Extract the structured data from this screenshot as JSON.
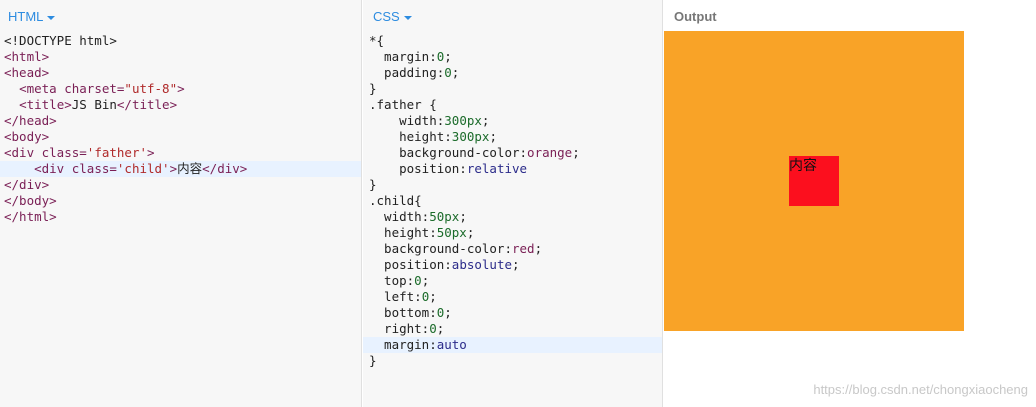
{
  "panels": {
    "html": {
      "label": "HTML"
    },
    "css": {
      "label": "CSS"
    },
    "output": {
      "label": "Output"
    }
  },
  "html_code": {
    "l1": "<!DOCTYPE html>",
    "l2": "<html>",
    "l3": "<head>",
    "l4_indent": "  ",
    "l4_tag": "<meta charset=",
    "l4_str": "\"utf-8\"",
    "l4_end": ">",
    "l5_indent": "  ",
    "l5_open": "<title>",
    "l5_text": "JS Bin",
    "l5_close": "</title>",
    "l6": "</head>",
    "l7": "<body>",
    "l8_tag": "<div class=",
    "l8_str": "'father'",
    "l8_end": ">",
    "l9_indent": "    ",
    "l9_tag": "<div class=",
    "l9_str": "'child'",
    "l9_end": ">",
    "l9_text": "内容",
    "l9_close": "</div>",
    "l10": "</div>",
    "l11": "</body>",
    "l12": "</html>"
  },
  "css_code": {
    "l1": "*{",
    "l2_prop": "  margin:",
    "l2_val": "0",
    "l2_end": ";",
    "l3_prop": "  padding:",
    "l3_val": "0",
    "l3_end": ";",
    "l4": "}",
    "l5": ".father {",
    "l6_prop": "    width:",
    "l6_val": "300px",
    "l6_end": ";",
    "l7_prop": "    height:",
    "l7_val": "300px",
    "l7_end": ";",
    "l8_prop": "    background-color:",
    "l8_val": "orange",
    "l8_end": ";",
    "l9_prop": "    position:",
    "l9_val": "relative",
    "l9_end": "",
    "l10": "}",
    "l11": ".child{",
    "l12_prop": "  width:",
    "l12_val": "50px",
    "l12_end": ";",
    "l13_prop": "  height:",
    "l13_val": "50px",
    "l13_end": ";",
    "l14_prop": "  background-color:",
    "l14_val": "red",
    "l14_end": ";",
    "l15_prop": "  position:",
    "l15_val": "absolute",
    "l15_end": ";",
    "l16_prop": "  top:",
    "l16_val": "0",
    "l16_end": ";",
    "l17_prop": "  left:",
    "l17_val": "0",
    "l17_end": ";",
    "l18_prop": "  bottom:",
    "l18_val": "0",
    "l18_end": ";",
    "l19_prop": "  right:",
    "l19_val": "0",
    "l19_end": ";",
    "l20_prop": "  margin:",
    "l20_val": "auto",
    "l20_end": "",
    "l21": "}"
  },
  "output": {
    "child_text": "内容"
  },
  "watermark": "https://blog.csdn.net/chongxiaocheng",
  "colors": {
    "accent": "#2d8ce0",
    "father_bg": "#f9a327",
    "child_bg": "#fc0f1e",
    "active_line": "#e8f2ff"
  }
}
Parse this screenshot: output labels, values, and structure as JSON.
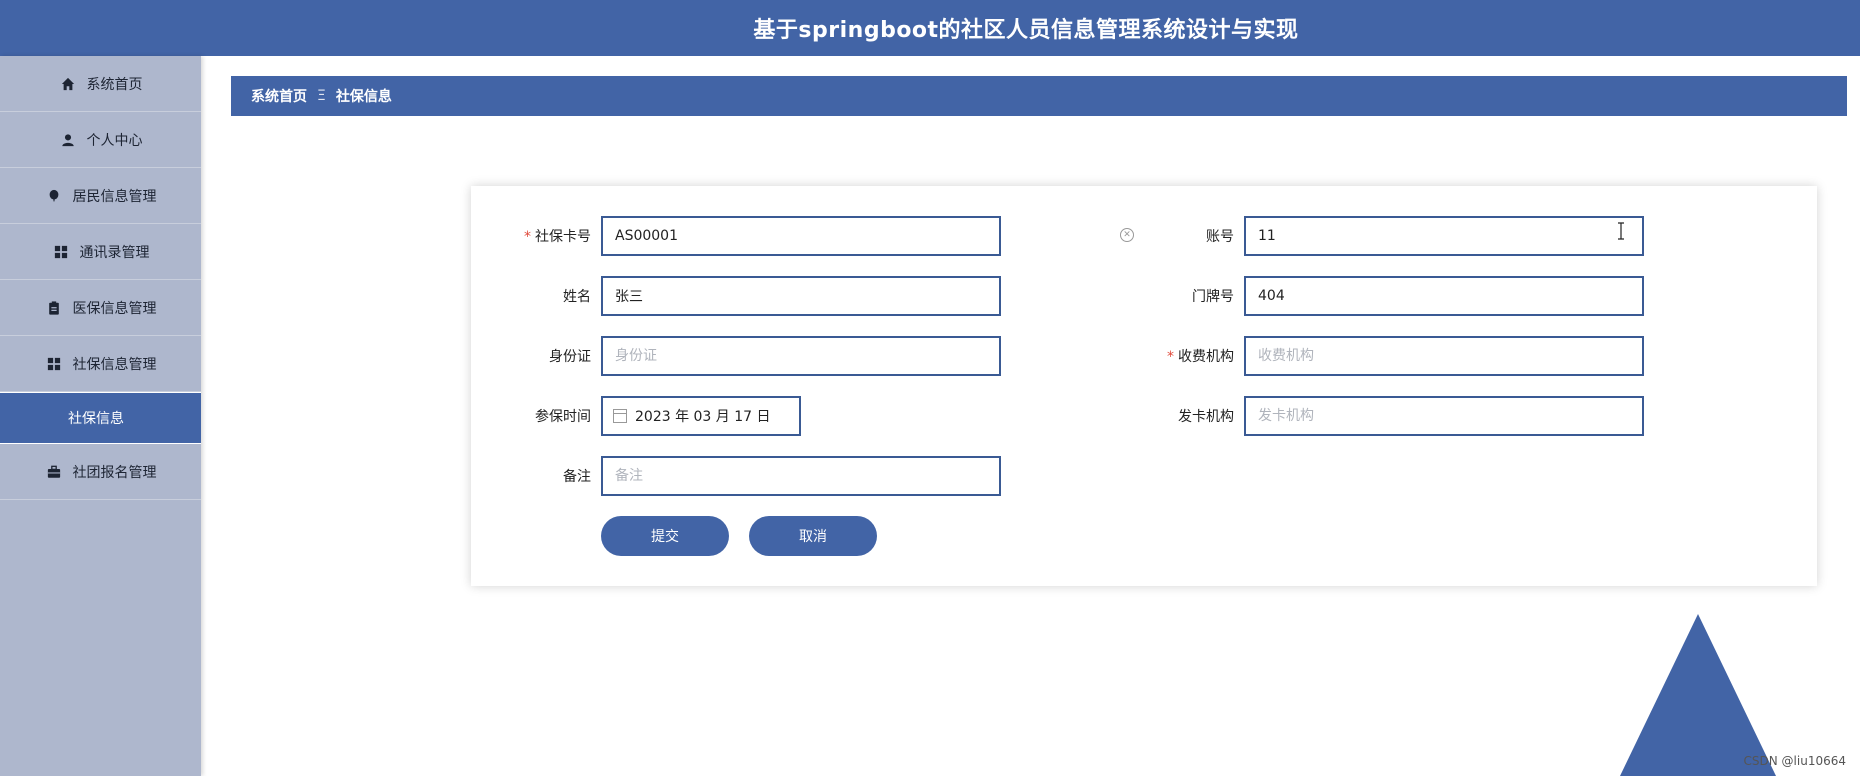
{
  "header": {
    "title": "基于springboot的社区人员信息管理系统设计与实现"
  },
  "sidebar": {
    "items": [
      {
        "label": "系统首页",
        "icon": "home-icon"
      },
      {
        "label": "个人中心",
        "icon": "user-icon"
      },
      {
        "label": "居民信息管理",
        "icon": "balloon-icon"
      },
      {
        "label": "通讯录管理",
        "icon": "grid-icon"
      },
      {
        "label": "医保信息管理",
        "icon": "clipboard-icon"
      },
      {
        "label": "社保信息管理",
        "icon": "grid-icon"
      },
      {
        "label": "社团报名管理",
        "icon": "briefcase-icon"
      }
    ],
    "sub_item": {
      "label": "社保信息"
    }
  },
  "breadcrumb": {
    "home": "系统首页",
    "separator": "Ξ",
    "current": "社保信息"
  },
  "form": {
    "card_no": {
      "label": "社保卡号",
      "value": "AS00001",
      "required": true
    },
    "account": {
      "label": "账号",
      "value": "11"
    },
    "name": {
      "label": "姓名",
      "value": "张三"
    },
    "door_no": {
      "label": "门牌号",
      "value": "404"
    },
    "id_card": {
      "label": "身份证",
      "placeholder": "身份证"
    },
    "fee_org": {
      "label": "收费机构",
      "placeholder": "收费机构",
      "required": true
    },
    "join_time": {
      "label": "参保时间",
      "value": "2023 年 03 月 17 日"
    },
    "card_org": {
      "label": "发卡机构",
      "placeholder": "发卡机构"
    },
    "remark": {
      "label": "备注",
      "placeholder": "备注"
    },
    "submit_label": "提交",
    "cancel_label": "取消"
  },
  "watermark": "CSDN @liu10664",
  "colors": {
    "primary": "#4264a6",
    "sidebar": "#aeb7cd",
    "required": "#e0493a"
  }
}
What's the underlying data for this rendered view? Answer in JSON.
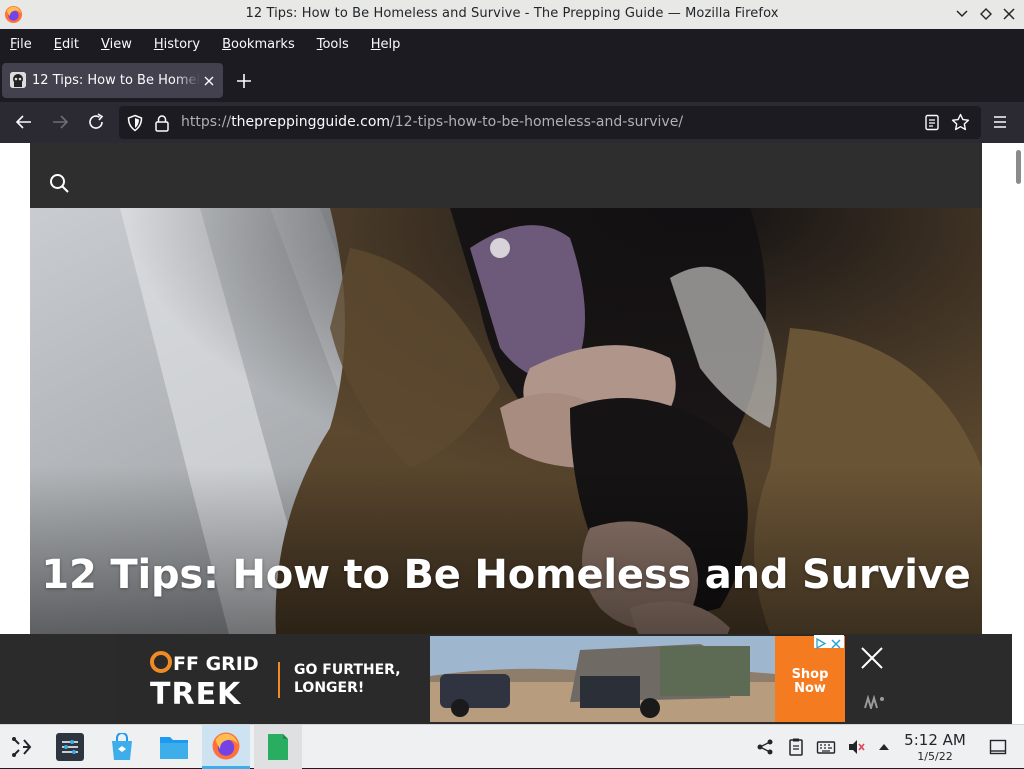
{
  "window": {
    "title": "12 Tips: How to Be Homeless and Survive - The Prepping Guide — Mozilla Firefox"
  },
  "menubar": {
    "items": [
      "File",
      "Edit",
      "View",
      "History",
      "Bookmarks",
      "Tools",
      "Help"
    ]
  },
  "tab": {
    "title": "12 Tips: How to Be Homeless and Survive - The Prepping Guide"
  },
  "urlbar": {
    "scheme": "https://",
    "domain": "thepreppingguide.com",
    "path": "/12-tips-how-to-be-homeless-and-survive/"
  },
  "page": {
    "hero_title": "12 Tips: How to Be Homeless and Survive"
  },
  "ad": {
    "brand_line1": "OFF GRID",
    "brand_line2": "TREK",
    "tagline_line1": "GO FURTHER,",
    "tagline_line2": "LONGER!",
    "cta_line1": "Shop",
    "cta_line2": "Now"
  },
  "taskbar": {
    "time": "5:12 AM",
    "date": "1/5/22"
  },
  "colors": {
    "chrome_dark": "#1c1b22",
    "navbar": "#2b2a33",
    "ad_accent": "#f47b20",
    "taskbar_active": "#3daee9"
  }
}
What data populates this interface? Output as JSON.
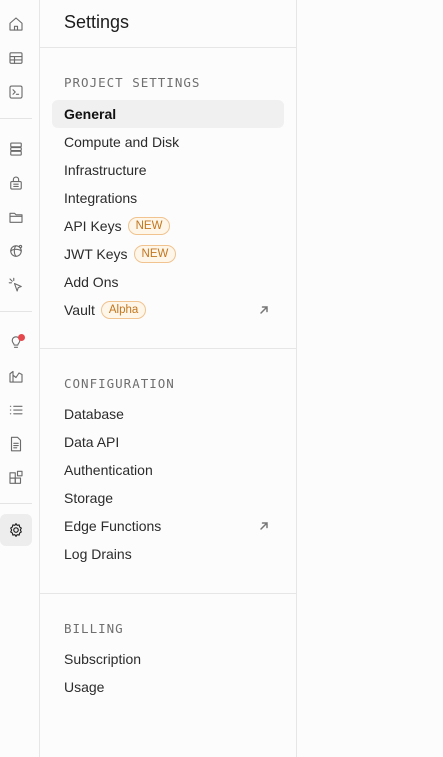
{
  "panel": {
    "title": "Settings"
  },
  "sections": {
    "project": {
      "label": "PROJECT SETTINGS",
      "items": {
        "general": "General",
        "compute": "Compute and Disk",
        "infrastructure": "Infrastructure",
        "integrations": "Integrations",
        "api_keys": "API Keys",
        "api_keys_badge": "NEW",
        "jwt_keys": "JWT Keys",
        "jwt_keys_badge": "NEW",
        "add_ons": "Add Ons",
        "vault": "Vault",
        "vault_badge": "Alpha"
      }
    },
    "configuration": {
      "label": "CONFIGURATION",
      "items": {
        "database": "Database",
        "data_api": "Data API",
        "authentication": "Authentication",
        "storage": "Storage",
        "edge_functions": "Edge Functions",
        "log_drains": "Log Drains"
      }
    },
    "billing": {
      "label": "BILLING",
      "items": {
        "subscription": "Subscription",
        "usage": "Usage"
      }
    }
  },
  "rail": {
    "icons": [
      "home-icon",
      "table-editor-icon",
      "sql-editor-icon",
      "database-icon",
      "auth-lock-icon",
      "storage-folder-icon",
      "realtime-icon",
      "edge-functions-cursor-icon",
      "advisors-lightbulb-icon",
      "reports-chart-icon",
      "logs-list-icon",
      "api-docs-icon",
      "integrations-blocks-icon",
      "settings-gear-icon"
    ],
    "active": "settings-gear-icon"
  },
  "colors": {
    "badge_text": "#c2761d",
    "badge_border": "#f0c38f",
    "notif_dot": "#e5484d"
  }
}
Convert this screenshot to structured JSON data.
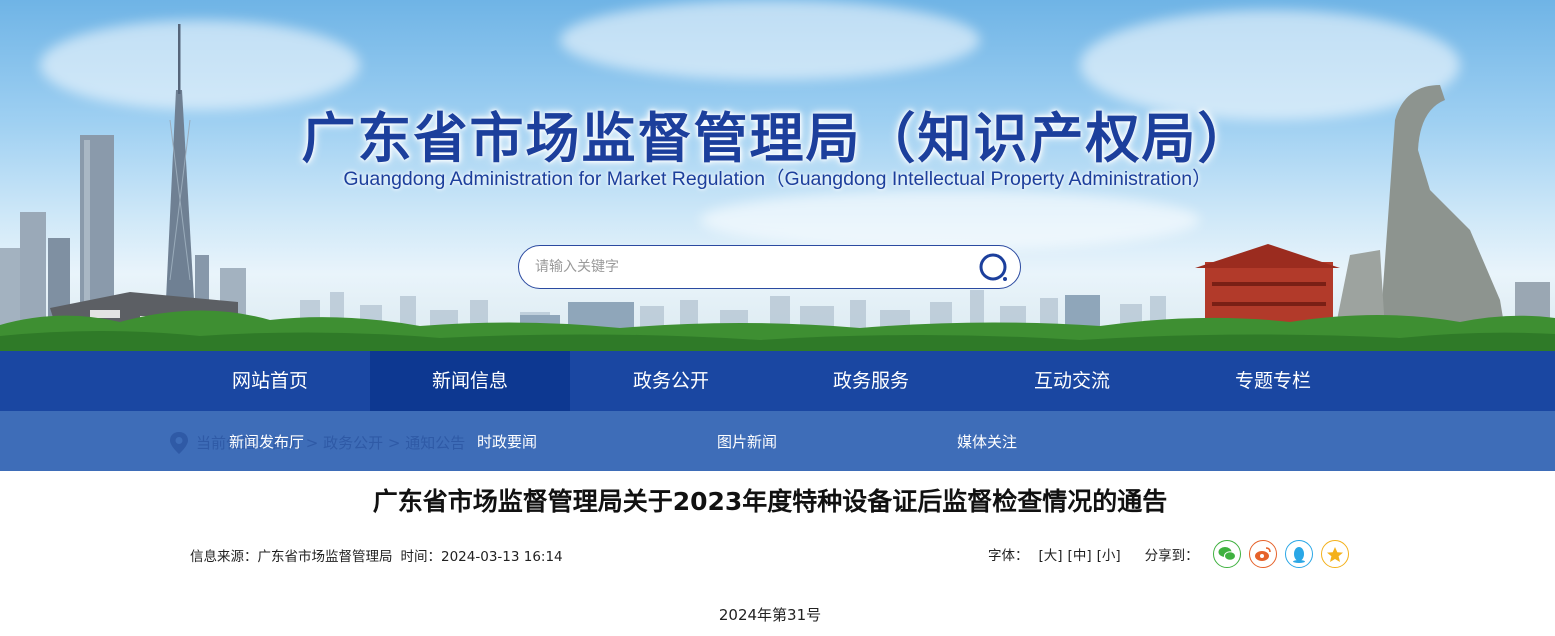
{
  "header": {
    "title": "广东省市场监督管理局（知识产权局）",
    "subtitle": "Guangdong Administration for Market Regulation（Guangdong Intellectual Property Administration）"
  },
  "search": {
    "placeholder": "请输入关键字",
    "icon": "search-icon"
  },
  "nav": {
    "items": [
      "网站首页",
      "新闻信息",
      "政务公开",
      "政务服务",
      "互动交流",
      "专题专栏"
    ],
    "active": "新闻信息"
  },
  "subnav": {
    "items": [
      "新闻发布厅",
      "时政要闻",
      "图片新闻",
      "媒体关注"
    ],
    "breadcrumb_ghost": "当前位置：首页 > 政务公开 > 通知公告"
  },
  "article": {
    "title": "广东省市场监督管理局关于2023年度特种设备证后监督检查情况的通告",
    "source_label": "信息来源：广东省市场监督管理局",
    "time_label": "时间：2024-03-13 16:14",
    "doc_number": "2024年第31号"
  },
  "tools": {
    "font_label": "字体：",
    "size_large": "[大]",
    "size_medium": "[中]",
    "size_small": "[小]",
    "share_label": "分享到：",
    "share_icons": [
      {
        "name": "wechat-icon",
        "color": "#3fb13f"
      },
      {
        "name": "weibo-icon",
        "color": "#e6622a"
      },
      {
        "name": "qq-icon",
        "color": "#2aa7e6"
      },
      {
        "name": "qzone-icon",
        "color": "#f4b11b"
      }
    ]
  },
  "colors": {
    "nav_bg": "#1a47a2",
    "nav_active": "#0d3891",
    "subnav_bg": "#3e6db8",
    "title_blue": "#1c3f9c"
  }
}
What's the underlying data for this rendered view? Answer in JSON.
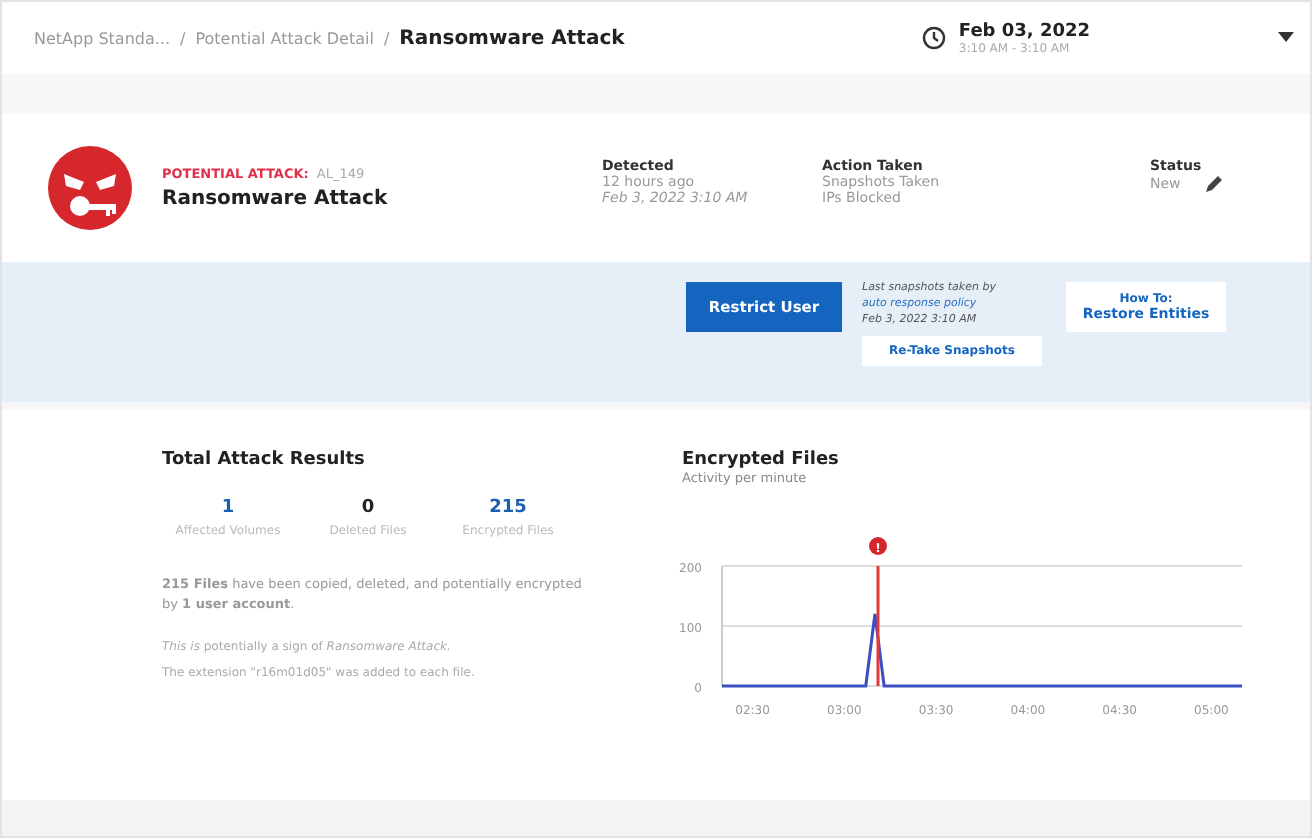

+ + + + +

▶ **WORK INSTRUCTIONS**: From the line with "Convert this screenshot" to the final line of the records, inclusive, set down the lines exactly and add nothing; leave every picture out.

▶ **ANSWER AREA**:
Convert this screenshot to structured JSON data.
{
  "header": {
    "title": "广东省市场监督管理局（知识产权局）",
    "subtitle": "Guangdong Administration for Market Regulation（Guangdong Intellectual Property Administration）"
  },
  "search": {
    "placeholder": "请输入关键字",
    "icon": "search-icon"
  },
  "nav": {
    "items": [
      "网站首页",
      "新闻信息",
      "政务公开",
      "政务服务",
      "互动交流",
      "专题专栏"
    ],
    "active": "新闻信息"
  },
  "subnav": {
    "items": [
      "新闻发布厅",
      "时政要闻",
      "图片新闻",
      "媒体关注"
    ],
    "breadcrumb_ghost": "当前位置：首页 > 政务公开 > 通知公告"
  },
  "article": {
    "title": "广东省市场监督管理局关于2023年度特种设备证后监督检查情况的通告",
    "source_label": "信息来源：广东省市场监督管理局",
    "time_label": "时间：2024-03-13 16:14",
    "doc_number": "2024年第31号"
  },
  "tools": {
    "font_label": "字体：",
    "size_large": "[大]",
    "size_medium": "[中]",
    "size_small": "[小]",
    "share_label": "分享到：",
    "share_icons": [
      {
        "name": "wechat-icon",
        "color": "#3fb13f"
      },
      {
        "name": "weibo-icon",
        "color": "#e6622a"
      },
      {
        "name": "qq-icon",
        "color": "#2aa7e6"
      },
      {
        "name": "qzone-icon",
        "color": "#f4b11b"
      }
    ]
  },
  "colors": {
    "nav_bg": "#1a47a2",
    "nav_active": "#0d3891",
    "subnav_bg": "#3e6db8",
    "title_blue": "#1c3f9c"
  }
}
What's the underlying data for this rendered view? Answer in JSON.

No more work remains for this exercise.